Northeastern Pennsylvania car cruises bring people together over automotive passion
Automotive culture revs to life during spring, summer and early fall months in Northeastern Pennsylvania. With a multitude of car clubs hosting several events from March through November, local motor heads need only to do a quick Google or Facebook search to find a gathering that suits them.
Some regional clubs cater to an automotive niche, while others open their lots to all who’d care to show their prized vehicle or simply admire the work of others. PA Modern Mopar, NEPR-AACA, Cars of Friday Night and Curry Donuts on South Pennsylvania Avenue in Wilkes-Barre organize and promote monthly car meets to bring together like-minded car lovers. Often referred to as cruises, these gatherings are more for meeting new people, sharing information and showing off rides than driving.
Mike Brown of Elizabethtown founded PA Modern Mopar three years ago, and the Wilkes-Barre chapter is in its inaugural year.
The term Mopar is derived from the words “motor” and “parts” and is representative of Dodge, Chrysler, Plymouth, Eagle and post-1987 Jeep vehicles.
The Wilkes-Barre chapter hosts a cruise-in from 2 to 6 p.m. the second to last Sunday of each month from March through November at Logan’s Roadhouse in Wilkes-Barre Township. The next event takes place July 24.
Brown said the events draw 15 to 25 Mopar owners from the Wilkes-Barre and Scranton areas.
“Even though we are Modern Mopar, we welcome the older stuff,” Brown said.
There is no fee to attend, and Brown said joining the club is not necessary to participate.
“People can just come and talk,” Brown said.
The founder named camaraderie as his favorite element of the cruise-ins.
“You become friends by the end of the season,” he said. “The cars are the bonding element.”
A group of import-loving friends looking for the right place to gather started the Cars of Friday Night club, which hosts a car meet at 6 p.m. on the first Friday of every month through September in Johnny Rockets parking lot on Montage Mountain.
Founder Branden Eakle organized the first event three months ago, and the next event is Aug. 5.
“There was nothing for us in the (Scranton/Carbondale) area to do,” Eakle said. “If we meet up in a local parking lot, usually we get harassed.”
What started as a gathering for 20 friends has grown to draw more than 300 people each month, Eakle said.
The Aug. 5 event features sponsor Audio XTC. According to Eakle, the Pittston business will raffle off a $2,200 car stereo system and a trailer full of merchandise.
Cars of Friday Night has brought so much business to Johnny Rockets that the restaurant is putting a portion of profits toward an advertising fund for the club.
The events are free and all styles of vehicle are welcome.
“We realize we have something good going here, so we want to take it head on and make it bigger,” Eakle said.
The Northeastern Pennsylvania Region of the Antique Automobile Club of America also runs monthly car meets from 6 to 10 p.m. the last Friday of every month from April through October on Public Square in Wilkes-Barre.
The antique and classic muscle car club specializes in restoring such models to like-new or factory condition, but they’ve expanded their cruises in recent years to involve everyone who is proud of their wheels.
“We don’t want to leave anybody out, so we maximize our participation,” club director Mark Nenichka said.
Nenichka said the club appreciates the heart and soul people put into custom work.
The next gathering takes place July 29. The meet is free to attend.

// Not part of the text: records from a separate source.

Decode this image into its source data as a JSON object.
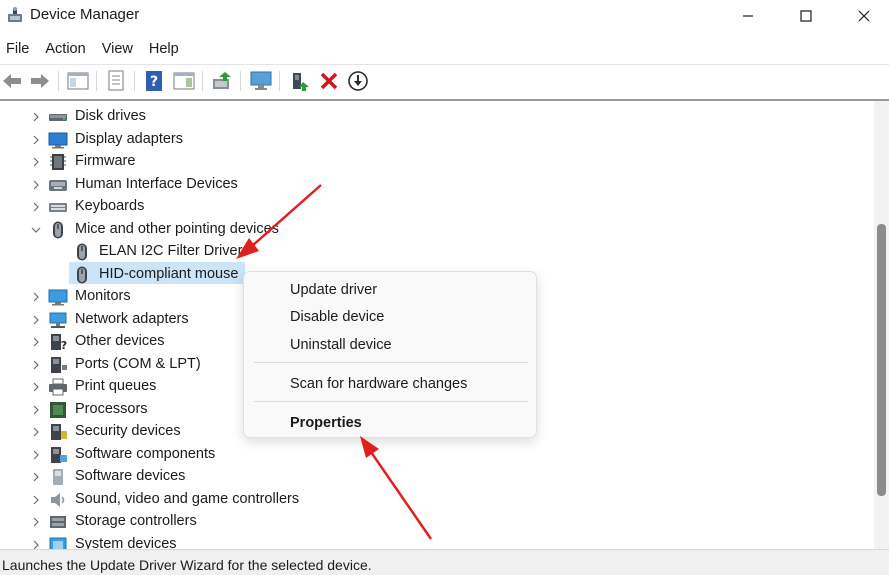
{
  "window": {
    "title": "Device Manager",
    "icons": {
      "app": "device-manager-icon",
      "minimize": "minimize-icon",
      "maximize": "maximize-icon",
      "close": "close-icon"
    }
  },
  "menu": [
    {
      "label": "File"
    },
    {
      "label": "Action"
    },
    {
      "label": "View"
    },
    {
      "label": "Help"
    }
  ],
  "toolbar": {
    "icons": [
      "back-arrow-icon",
      "forward-arrow-icon",
      "show-hide-console-tree-icon",
      "properties-icon",
      "help-icon",
      "action-pane-icon",
      "update-driver-icon",
      "scan-hardware-icon",
      "enable-device-icon",
      "uninstall-device-icon",
      "download-icon"
    ]
  },
  "tree": [
    {
      "label": "Disk drives",
      "icon": "disk-drive-icon",
      "expanded": false
    },
    {
      "label": "Display adapters",
      "icon": "display-adapter-icon",
      "expanded": false
    },
    {
      "label": "Firmware",
      "icon": "firmware-icon",
      "expanded": false
    },
    {
      "label": "Human Interface Devices",
      "icon": "hid-icon",
      "expanded": false
    },
    {
      "label": "Keyboards",
      "icon": "keyboard-icon",
      "expanded": false
    },
    {
      "label": "Mice and other pointing devices",
      "icon": "mouse-icon",
      "expanded": true,
      "children": [
        {
          "label": "ELAN I2C Filter Driver",
          "icon": "mouse-icon"
        },
        {
          "label": "HID-compliant mouse",
          "icon": "mouse-icon",
          "selected": true
        }
      ]
    },
    {
      "label": "Monitors",
      "icon": "monitor-icon",
      "expanded": false
    },
    {
      "label": "Network adapters",
      "icon": "network-adapter-icon",
      "expanded": false
    },
    {
      "label": "Other devices",
      "icon": "other-devices-icon",
      "expanded": false
    },
    {
      "label": "Ports (COM & LPT)",
      "icon": "port-icon",
      "expanded": false
    },
    {
      "label": "Print queues",
      "icon": "printer-icon",
      "expanded": false
    },
    {
      "label": "Processors",
      "icon": "processor-icon",
      "expanded": false
    },
    {
      "label": "Security devices",
      "icon": "security-device-icon",
      "expanded": false
    },
    {
      "label": "Software components",
      "icon": "software-component-icon",
      "expanded": false
    },
    {
      "label": "Software devices",
      "icon": "software-device-icon",
      "expanded": false
    },
    {
      "label": "Sound, video and game controllers",
      "icon": "speaker-icon",
      "expanded": false
    },
    {
      "label": "Storage controllers",
      "icon": "storage-controller-icon",
      "expanded": false
    },
    {
      "label": "System devices",
      "icon": "system-device-icon",
      "expanded": false
    }
  ],
  "context_menu": {
    "update_driver": "Update driver",
    "disable_device": "Disable device",
    "uninstall_device": "Uninstall device",
    "scan_hardware": "Scan for hardware changes",
    "properties": "Properties"
  },
  "status": {
    "text": "Launches the Update Driver Wizard for the selected device."
  },
  "colors": {
    "selection": "#cce4f7",
    "annotation_arrow": "#e0201e",
    "context_bg": "#f9f9f9"
  }
}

Money from a 50/50 drawing and the sale of food goes toward the Make-A-Wish foundation.
“We don’t even put a price on the food,” Nenichka said. “People just give what they can.”

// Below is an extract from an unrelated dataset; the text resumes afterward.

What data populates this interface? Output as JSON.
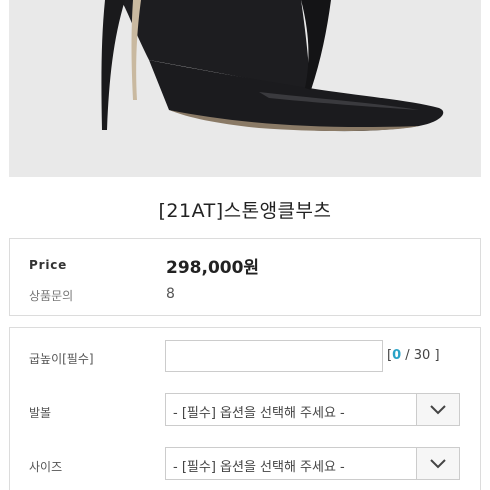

Nenichka said people learn a lot at Public Square meets, often finding the answers to questions they’ve been asking for months.
Lester Rittenhouse, owner of Curry Donuts on South Pennsylvania Avenue in Wilkes-Barre, has been running car meets in the parking lot of his business for more than a decade.

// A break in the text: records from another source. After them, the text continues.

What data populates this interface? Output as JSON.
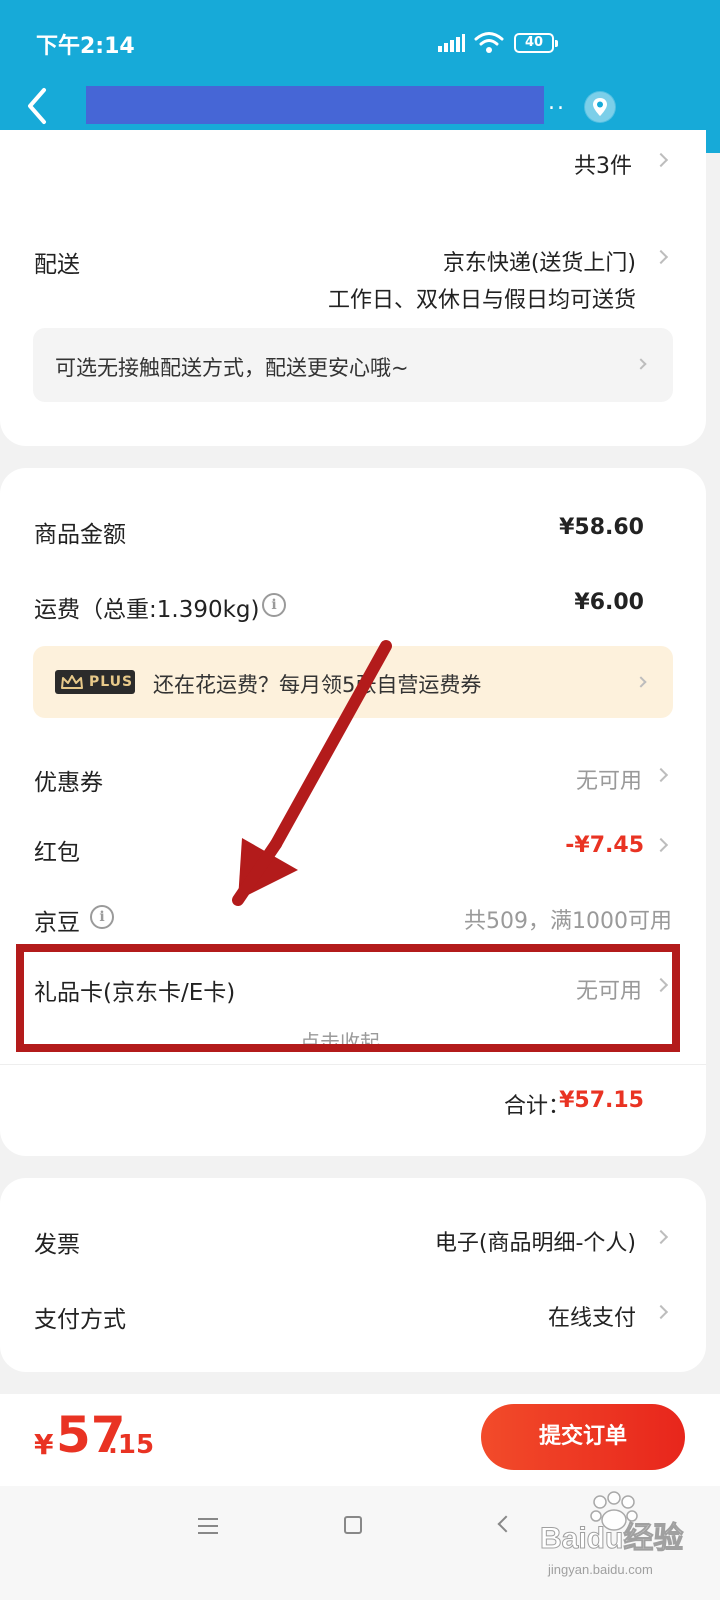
{
  "status_bar": {
    "time": "下午2:14",
    "battery": "40"
  },
  "header": {
    "ellipsis": "..",
    "icons": [
      "back-icon",
      "location-icon"
    ]
  },
  "items_section": {
    "count": "共3件"
  },
  "delivery": {
    "label": "配送",
    "method": "京东快递(送货上门)",
    "schedule": "工作日、双休日与假日均可送货",
    "tip": "可选无接触配送方式，配送更安心哦~"
  },
  "fees": {
    "goods_label": "商品金额",
    "goods_value": "¥58.60",
    "shipping_label": "运费（总重:1.390kg)",
    "shipping_value": "¥6.00",
    "plus_badge": "PLUS",
    "plus_text": "还在花运费？每月领5张自营运费券",
    "coupon_label": "优惠券",
    "coupon_value": "无可用",
    "redpacket_label": "红包",
    "redpacket_value": "-¥7.45",
    "jingdou_label": "京豆",
    "jingdou_value": "共509，满1000可用",
    "giftcard_label": "礼品卡(京东卡/E卡)",
    "giftcard_value": "无可用",
    "collapse_text": "点击收起",
    "total_label": "合计：",
    "total_value": "¥57.15"
  },
  "invoice": {
    "label": "发票",
    "value": "电子(商品明细-个人)",
    "pay_label": "支付方式",
    "pay_value": "在线支付"
  },
  "bottom": {
    "yen": "¥",
    "amount_int": "57",
    "amount_dec": ".15",
    "submit_label": "提交订单"
  },
  "watermark": {
    "brand": "Baidu经验",
    "url": "jingyan.baidu.com"
  },
  "colors": {
    "header": "#17aad8",
    "accent_red": "#e93323",
    "annotation": "#b31b1b"
  }
}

“The group I hang out with is mostly in their 60s and 70s and into custom building,” Rittenhouse said. “We started this, because we like to think outside of the box, and we don’t like rules.”
The event founder has three rat rods, including one inspired by the hearse-rod from “The Munsters.”
The Curry Donuts meet takes place the Sunday before the NEPR-AACA gathering each month, because Rittenhouse attends that event as well, and it features a DJ and grilled foods. The recently rekindled congregation of car lovers draws about 50 cars every month.
Like the AACA event, the Curry Donuts meet is open to all vehicles.
“Car clubs have to realize that our kids are the next generation,” Rittenhouse said. “The imports are what they’re into, and I’m impressed at the speed they get out of them.”
Rittenhouse said his favorite part of the meets is talking to older car owners about the old days and passing on knowledge to the younger crowd.
Reach Matt Mattei at 570-991-6651 or Twitter@ TLArts